But I was not alone in my quest to obtain these dated treasures, nor was I as rabid as many of the collectors scouring the Internet for the same; the fact that others were willing to pay ridiculous amounts to build a collection of obsolete 8mm and Super 8 films gave me pause and made me reconsider how badly I wanted them. Talking with other collectors, though, also made me realize just how little most people actually knew about the format and the field in which they delved. Many had never dealt with paper collectibles, and most had never collected celluloid prior to this. Not an expert by any means myself when it came to films, but still more well-versed than the people with whom I had dealings, I decided to make it my job to better understand this rarely discussed field.
A Brief History of the Format

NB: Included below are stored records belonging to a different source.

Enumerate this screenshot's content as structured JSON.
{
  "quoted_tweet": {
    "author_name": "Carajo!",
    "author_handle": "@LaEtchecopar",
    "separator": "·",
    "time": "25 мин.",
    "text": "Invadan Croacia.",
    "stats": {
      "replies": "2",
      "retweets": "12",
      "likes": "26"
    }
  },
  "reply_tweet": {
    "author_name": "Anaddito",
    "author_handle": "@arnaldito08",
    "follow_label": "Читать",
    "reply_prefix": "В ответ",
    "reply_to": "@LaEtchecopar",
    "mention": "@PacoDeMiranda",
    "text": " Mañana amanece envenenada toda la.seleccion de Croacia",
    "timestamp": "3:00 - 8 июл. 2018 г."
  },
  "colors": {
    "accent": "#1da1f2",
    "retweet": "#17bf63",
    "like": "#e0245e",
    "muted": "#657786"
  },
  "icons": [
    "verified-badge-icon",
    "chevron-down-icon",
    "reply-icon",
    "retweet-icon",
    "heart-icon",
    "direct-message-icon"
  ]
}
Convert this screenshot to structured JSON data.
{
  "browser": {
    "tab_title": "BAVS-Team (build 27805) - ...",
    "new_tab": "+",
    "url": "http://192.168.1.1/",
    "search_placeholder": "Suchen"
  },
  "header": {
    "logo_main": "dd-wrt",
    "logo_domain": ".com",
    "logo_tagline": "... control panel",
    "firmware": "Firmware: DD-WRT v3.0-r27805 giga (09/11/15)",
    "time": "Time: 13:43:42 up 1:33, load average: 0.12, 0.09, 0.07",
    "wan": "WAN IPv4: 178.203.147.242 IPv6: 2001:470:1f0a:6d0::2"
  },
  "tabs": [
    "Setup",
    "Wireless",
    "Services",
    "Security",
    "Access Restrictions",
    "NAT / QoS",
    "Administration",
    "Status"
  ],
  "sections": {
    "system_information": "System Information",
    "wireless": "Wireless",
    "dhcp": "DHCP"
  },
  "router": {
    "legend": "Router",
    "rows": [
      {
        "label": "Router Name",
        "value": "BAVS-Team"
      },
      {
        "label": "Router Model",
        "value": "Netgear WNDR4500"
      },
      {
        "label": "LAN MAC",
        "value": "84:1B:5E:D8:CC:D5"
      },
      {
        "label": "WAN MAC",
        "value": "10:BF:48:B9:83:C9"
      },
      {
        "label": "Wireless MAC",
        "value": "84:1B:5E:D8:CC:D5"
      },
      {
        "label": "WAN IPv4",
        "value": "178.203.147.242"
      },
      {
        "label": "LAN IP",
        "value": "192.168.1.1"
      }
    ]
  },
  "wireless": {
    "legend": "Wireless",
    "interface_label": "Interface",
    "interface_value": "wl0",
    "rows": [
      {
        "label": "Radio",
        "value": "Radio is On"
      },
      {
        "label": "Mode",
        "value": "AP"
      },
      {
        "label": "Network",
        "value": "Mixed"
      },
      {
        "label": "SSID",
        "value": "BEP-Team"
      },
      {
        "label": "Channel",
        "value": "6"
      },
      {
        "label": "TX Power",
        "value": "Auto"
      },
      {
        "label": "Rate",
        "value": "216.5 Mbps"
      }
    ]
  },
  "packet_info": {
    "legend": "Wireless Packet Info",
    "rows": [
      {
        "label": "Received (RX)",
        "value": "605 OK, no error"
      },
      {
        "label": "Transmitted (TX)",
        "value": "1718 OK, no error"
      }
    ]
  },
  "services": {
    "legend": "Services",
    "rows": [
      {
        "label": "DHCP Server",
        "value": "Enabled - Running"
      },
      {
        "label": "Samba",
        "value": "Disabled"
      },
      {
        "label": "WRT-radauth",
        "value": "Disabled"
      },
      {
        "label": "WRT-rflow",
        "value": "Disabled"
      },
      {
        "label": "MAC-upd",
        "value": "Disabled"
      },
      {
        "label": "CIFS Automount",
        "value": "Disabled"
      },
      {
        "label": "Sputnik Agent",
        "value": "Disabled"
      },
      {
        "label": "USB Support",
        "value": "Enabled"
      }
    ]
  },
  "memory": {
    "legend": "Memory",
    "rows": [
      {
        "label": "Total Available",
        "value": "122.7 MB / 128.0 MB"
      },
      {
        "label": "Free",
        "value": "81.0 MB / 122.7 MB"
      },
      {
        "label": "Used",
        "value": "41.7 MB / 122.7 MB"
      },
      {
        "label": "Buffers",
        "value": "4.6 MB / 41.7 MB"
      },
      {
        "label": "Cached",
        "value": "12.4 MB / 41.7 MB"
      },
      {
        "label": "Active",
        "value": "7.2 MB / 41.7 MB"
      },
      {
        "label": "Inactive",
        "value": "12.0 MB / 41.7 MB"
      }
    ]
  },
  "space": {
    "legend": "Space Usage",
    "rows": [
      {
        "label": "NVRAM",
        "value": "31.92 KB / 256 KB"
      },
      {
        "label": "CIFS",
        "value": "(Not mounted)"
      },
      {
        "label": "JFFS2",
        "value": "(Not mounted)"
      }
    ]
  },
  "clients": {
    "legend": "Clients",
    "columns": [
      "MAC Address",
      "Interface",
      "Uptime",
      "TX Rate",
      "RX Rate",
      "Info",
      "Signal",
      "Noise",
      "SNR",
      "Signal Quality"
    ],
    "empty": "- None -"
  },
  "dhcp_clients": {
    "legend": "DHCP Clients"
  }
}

The 8mm format grew from an attempt to condense the 16mm format even further. The first incarnation of this format – the Cine Kodak Eight, introduced in 1932 – was essentially modified 16mm film with twice the number of sprocket holes on either side, enabling the filmmaker to expose only one-quarter of a frame at a time. Thanks to the dual sprockets, the filmmaker could then reload the film after one side had been exposed and use the remaining half of the stock. After the film was developed, the film stock was cut lengthwise, producing two filmstrips that could then be spliced together.
Due to its economic format, 8mm replaced 16mm as the standard for amateur filmmakers within fifteen years of its introduction. By the fifties, 8mm cameras and projectors (one was rarely sold without the other) became almost as common in households as video cameras are today. In the sixties, there was a push to improve upon the format. This resulted in Super 8mm (often referred to as Super 8), which was introduced in 1965. The improvements were numerous. It used plastic cartridges that eliminated the need for threading the unprocessed film stock or flipping it midway through. The sprocket holes were made smaller so as to allow for a wider image area, about fifty percent larger than Regular 8mm. Other modifications were made that further improved the picture quality as well as reducing the risks of poor exposure.
Since 1965, most films sold to the home consumer were available in either 8mm or Super 8 formats. In some cases, the buyer also had a choice between silent and sound, B&W and color. Of course, the desire for the more expensive sound and color versions eventually won out, making the inferior versions obsolete.
Unfortunately, the accessibility of video cameras for the home consumers in the eighties quickly replaced Regular and Super 8 film as the standard for amateur filmmakers. Although Super 8 and – to a much lesser degree – Regular 8mm film stock is still available, the dwindling demand forced prices up considerably, relegating the format to the domain of purists.
Scott A. Stine